ACG - Agency Consulting Group


A national monthly newsletter for agency principals dedicated to agency management topic

Incentive Compensation Programs

Many agents have asked us to help them create incentive programs. In order to do this we must first explain the difference between Incentive Programs and Incentive Compensation.

Incentive Programs are individual or team incentives to meet or exceed specific goals, usually production, retention or financial. Incentive Compensation converts your current compensation program from salary based to one based on successful completion of the functions of the specific position. Incentive Compensation is the way the employees earn their regular paycheck. Incentive Programs is a way to provide bonuses for efforts above and beyond expectations.

Here are the steps to follow to create a workable Incentive Program.

Define the objective of the Incentive Program. State it in one sentence and get a consensus that this is your or you management team's objective. The statement could be,

"The objective of the Incentive Program is to reward individual performance above and beyond company goals and expectations for that job."

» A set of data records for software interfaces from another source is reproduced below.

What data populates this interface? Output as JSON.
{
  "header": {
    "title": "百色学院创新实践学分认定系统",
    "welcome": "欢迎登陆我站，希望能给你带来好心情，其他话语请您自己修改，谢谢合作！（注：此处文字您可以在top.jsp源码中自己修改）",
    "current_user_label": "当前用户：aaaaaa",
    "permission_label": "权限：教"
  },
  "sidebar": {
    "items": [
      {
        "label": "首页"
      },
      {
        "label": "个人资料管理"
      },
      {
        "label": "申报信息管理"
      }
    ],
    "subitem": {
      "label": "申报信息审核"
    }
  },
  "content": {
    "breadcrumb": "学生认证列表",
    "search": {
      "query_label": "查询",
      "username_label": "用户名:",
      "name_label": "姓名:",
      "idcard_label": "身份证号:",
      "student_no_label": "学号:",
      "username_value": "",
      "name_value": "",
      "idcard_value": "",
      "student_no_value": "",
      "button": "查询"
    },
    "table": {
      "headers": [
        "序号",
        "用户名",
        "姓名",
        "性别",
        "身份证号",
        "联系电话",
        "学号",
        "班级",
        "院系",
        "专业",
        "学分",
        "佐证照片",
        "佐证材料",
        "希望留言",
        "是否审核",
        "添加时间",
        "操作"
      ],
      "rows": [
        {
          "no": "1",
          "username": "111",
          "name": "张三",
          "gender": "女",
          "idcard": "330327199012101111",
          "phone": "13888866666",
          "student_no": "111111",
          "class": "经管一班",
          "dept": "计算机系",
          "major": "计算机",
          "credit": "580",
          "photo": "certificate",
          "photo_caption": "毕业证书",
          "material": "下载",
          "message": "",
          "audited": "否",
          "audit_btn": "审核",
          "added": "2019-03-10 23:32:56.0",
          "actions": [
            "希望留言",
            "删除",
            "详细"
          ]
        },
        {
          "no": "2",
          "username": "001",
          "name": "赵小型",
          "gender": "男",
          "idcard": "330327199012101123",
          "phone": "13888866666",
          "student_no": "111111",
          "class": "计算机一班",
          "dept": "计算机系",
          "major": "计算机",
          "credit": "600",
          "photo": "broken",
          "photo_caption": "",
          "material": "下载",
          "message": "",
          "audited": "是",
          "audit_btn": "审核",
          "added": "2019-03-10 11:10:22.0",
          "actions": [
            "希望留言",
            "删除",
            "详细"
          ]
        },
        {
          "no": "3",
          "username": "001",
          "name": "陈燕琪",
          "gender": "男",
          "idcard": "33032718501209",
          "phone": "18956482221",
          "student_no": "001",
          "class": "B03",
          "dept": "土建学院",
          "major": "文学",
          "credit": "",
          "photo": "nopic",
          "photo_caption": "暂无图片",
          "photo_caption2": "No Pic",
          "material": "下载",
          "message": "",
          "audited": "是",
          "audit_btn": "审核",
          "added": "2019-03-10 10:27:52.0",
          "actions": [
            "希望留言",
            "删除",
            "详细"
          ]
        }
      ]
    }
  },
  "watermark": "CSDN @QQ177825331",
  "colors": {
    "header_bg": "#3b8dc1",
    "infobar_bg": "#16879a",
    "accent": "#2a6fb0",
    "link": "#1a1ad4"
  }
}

"The objective of the Incentive Program is to reward the Marketing Representative for successful placement of at least 80% of submissions in any month."

"The objective of the Incentive Program is to reward service employees for exceeding 90% retention of accounts in any month."

You can only create a functional program when you and the team know exactly what wants to be accomplished. There are a few obvious "don'ts" here.

* Don't create an incentive program to try to get people to do the job for which they are hired at a level of performance considered average (or to budget). This will just strain your financials.

* Don't reward mediocrity. Giving incentive bonuses to people who don't deserve them actually demoralizes the good performers.

2. Make the Plan reachable and achievable. It is of no use to reward performance at $1 Million production when it is unlikely that production will even reach $750 K. This demoralizes the team and they will lose interest in the program almost immediately. Be wary of goals in excess of probability (or possibility).

3. Provide the rewards in short term spurts. Employees will keep "up" if they know that their rewards will be gained at the end of the month. They will have trouble maintaining their enthusiasm if the rewards will not appear for months or quarters.

4. While you may consider Team Goals to qualify the group for incentives, measure the incentives based on individual performance. Team Goals protects the agency from excessive incentive payout when the company's goals are not achieved in the period. However, some employees may not warrant incentive bonuses as much as others.

5. Remember, if your objective is to make your team perform better as a group and want to give them a bonus at the end of the year for achieving or exceeding the company goals, that is called Profit Sharing. If they exceed the company goals, we fully expect the company to make more profit than budgeted. You can justify bonuses based on that alone. However, don't confuse profit sharing with Incentive Programs (or Incentive Compensation, yet another animal).